■ Records shown:
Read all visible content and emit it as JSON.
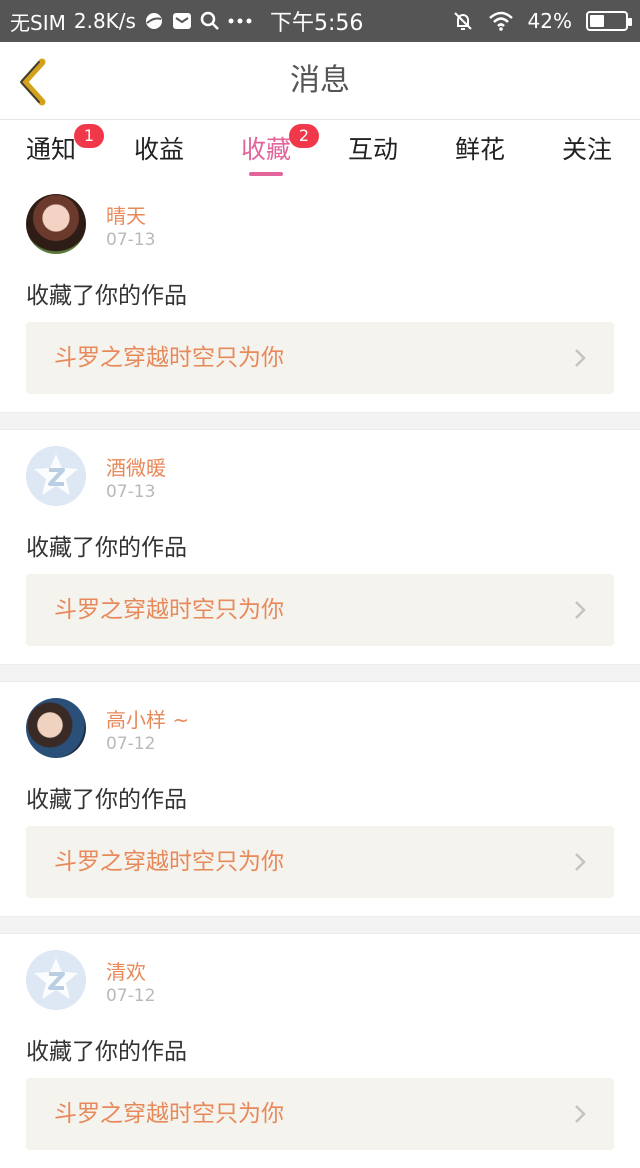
{
  "status_bar": {
    "carrier": "无SIM",
    "speed": "2.8K/s",
    "time": "下午5:56",
    "battery": "42%",
    "battery_level": 0.42,
    "icons": [
      "browser-icon",
      "mail-icon",
      "search-icon",
      "more-icon",
      "alarm-off-icon",
      "wifi-icon",
      "battery-icon"
    ]
  },
  "header": {
    "title": "消息",
    "back_icon": "chevron-left-icon"
  },
  "tabs": [
    {
      "label": "通知",
      "badge": "1",
      "active": false
    },
    {
      "label": "收益",
      "badge": "",
      "active": false
    },
    {
      "label": "收藏",
      "badge": "2",
      "active": true
    },
    {
      "label": "互动",
      "badge": "",
      "active": false
    },
    {
      "label": "鲜花",
      "badge": "",
      "active": false
    },
    {
      "label": "关注",
      "badge": "",
      "active": false
    }
  ],
  "feed": [
    {
      "name": "晴天",
      "date": "07-13",
      "action": "收藏了你的作品",
      "work": "斗罗之穿越时空只为你",
      "avatar": "photo-avatar"
    },
    {
      "name": "酒微暖",
      "date": "07-13",
      "action": "收藏了你的作品",
      "work": "斗罗之穿越时空只为你",
      "avatar": "default-avatar"
    },
    {
      "name": "高小样 ~",
      "date": "07-12",
      "action": "收藏了你的作品",
      "work": "斗罗之穿越时空只为你",
      "avatar": "photo-avatar"
    },
    {
      "name": "清欢",
      "date": "07-12",
      "action": "收藏了你的作品",
      "work": "斗罗之穿越时空只为你",
      "avatar": "default-avatar"
    }
  ],
  "colors": {
    "accent": "#e2649b",
    "name": "#e7895a",
    "badge": "#f0384a",
    "back": "#d3a21a"
  }
}
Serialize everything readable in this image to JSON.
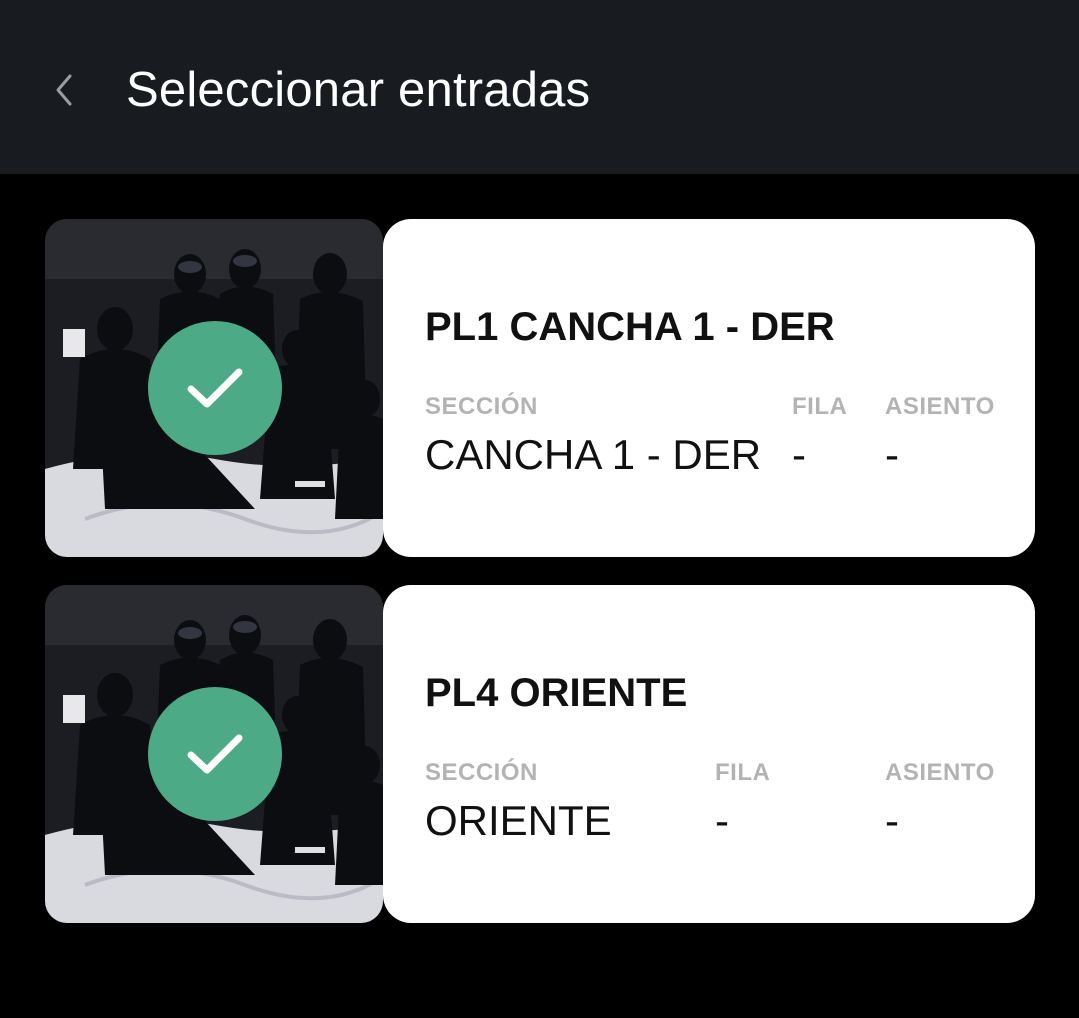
{
  "header": {
    "title": "Seleccionar entradas",
    "back_icon": "chevron-left-icon"
  },
  "colors": {
    "topbar": "#181b1f",
    "background": "#000000",
    "card": "#ffffff",
    "check": "#4daa86",
    "label": "#b3b3b3"
  },
  "tickets": [
    {
      "name": "PL1 CANCHA 1 - DER",
      "selected": true,
      "section_label": "SECCIÓN",
      "section_value": "CANCHA 1 - DER",
      "row_label": "FILA",
      "row_value": "-",
      "seat_label": "ASIENTO",
      "seat_value": "-"
    },
    {
      "name": "PL4 ORIENTE",
      "selected": true,
      "section_label": "SECCIÓN",
      "section_value": "ORIENTE",
      "row_label": "FILA",
      "row_value": "-",
      "seat_label": "ASIENTO",
      "seat_value": "-"
    }
  ]
}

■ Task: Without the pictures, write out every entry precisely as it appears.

■ Problem solution:
Read all visible content and emit it as JSON.
{
  "status_bar": {
    "carrier": "无SIM",
    "speed": "2.8K/s",
    "time": "下午5:56",
    "battery": "42%",
    "battery_level": 0.42,
    "icons": [
      "browser-icon",
      "mail-icon",
      "search-icon",
      "more-icon",
      "alarm-off-icon",
      "wifi-icon",
      "battery-icon"
    ]
  },
  "header": {
    "title": "消息",
    "back_icon": "chevron-left-icon"
  },
  "tabs": [
    {
      "label": "通知",
      "badge": "1",
      "active": false
    },
    {
      "label": "收益",
      "badge": "",
      "active": false
    },
    {
      "label": "收藏",
      "badge": "2",
      "active": true
    },
    {
      "label": "互动",
      "badge": "",
      "active": false
    },
    {
      "label": "鲜花",
      "badge": "",
      "active": false
    },
    {
      "label": "关注",
      "badge": "",
      "active": false
    }
  ],
  "feed": [
    {
      "name": "晴天",
      "date": "07-13",
      "action": "收藏了你的作品",
      "work": "斗罗之穿越时空只为你",
      "avatar": "photo-avatar"
    },
    {
      "name": "酒微暖",
      "date": "07-13",
      "action": "收藏了你的作品",
      "work": "斗罗之穿越时空只为你",
      "avatar": "default-avatar"
    },
    {
      "name": "高小样 ~",
      "date": "07-12",
      "action": "收藏了你的作品",
      "work": "斗罗之穿越时空只为你",
      "avatar": "photo-avatar"
    },
    {
      "name": "清欢",
      "date": "07-12",
      "action": "收藏了你的作品",
      "work": "斗罗之穿越时空只为你",
      "avatar": "default-avatar"
    }
  ],
  "colors": {
    "accent": "#e2649b",
    "name": "#e7895a",
    "badge": "#f0384a",
    "back": "#d3a21a"
  }
}
Serialize everything readable in this image to JSON.
{
  "header": {
    "title": "Seleccionar entradas",
    "back_icon": "chevron-left-icon"
  },
  "colors": {
    "topbar": "#181b1f",
    "background": "#000000",
    "card": "#ffffff",
    "check": "#4daa86",
    "label": "#b3b3b3"
  },
  "tickets": [
    {
      "name": "PL1 CANCHA 1 - DER",
      "selected": true,
      "section_label": "SECCIÓN",
      "section_value": "CANCHA 1 - DER",
      "row_label": "FILA",
      "row_value": "-",
      "seat_label": "ASIENTO",
      "seat_value": "-"
    },
    {
      "name": "PL4 ORIENTE",
      "selected": true,
      "section_label": "SECCIÓN",
      "section_value": "ORIENTE",
      "row_label": "FILA",
      "row_value": "-",
      "seat_label": "ASIENTO",
      "seat_value": "-"
    }
  ]
}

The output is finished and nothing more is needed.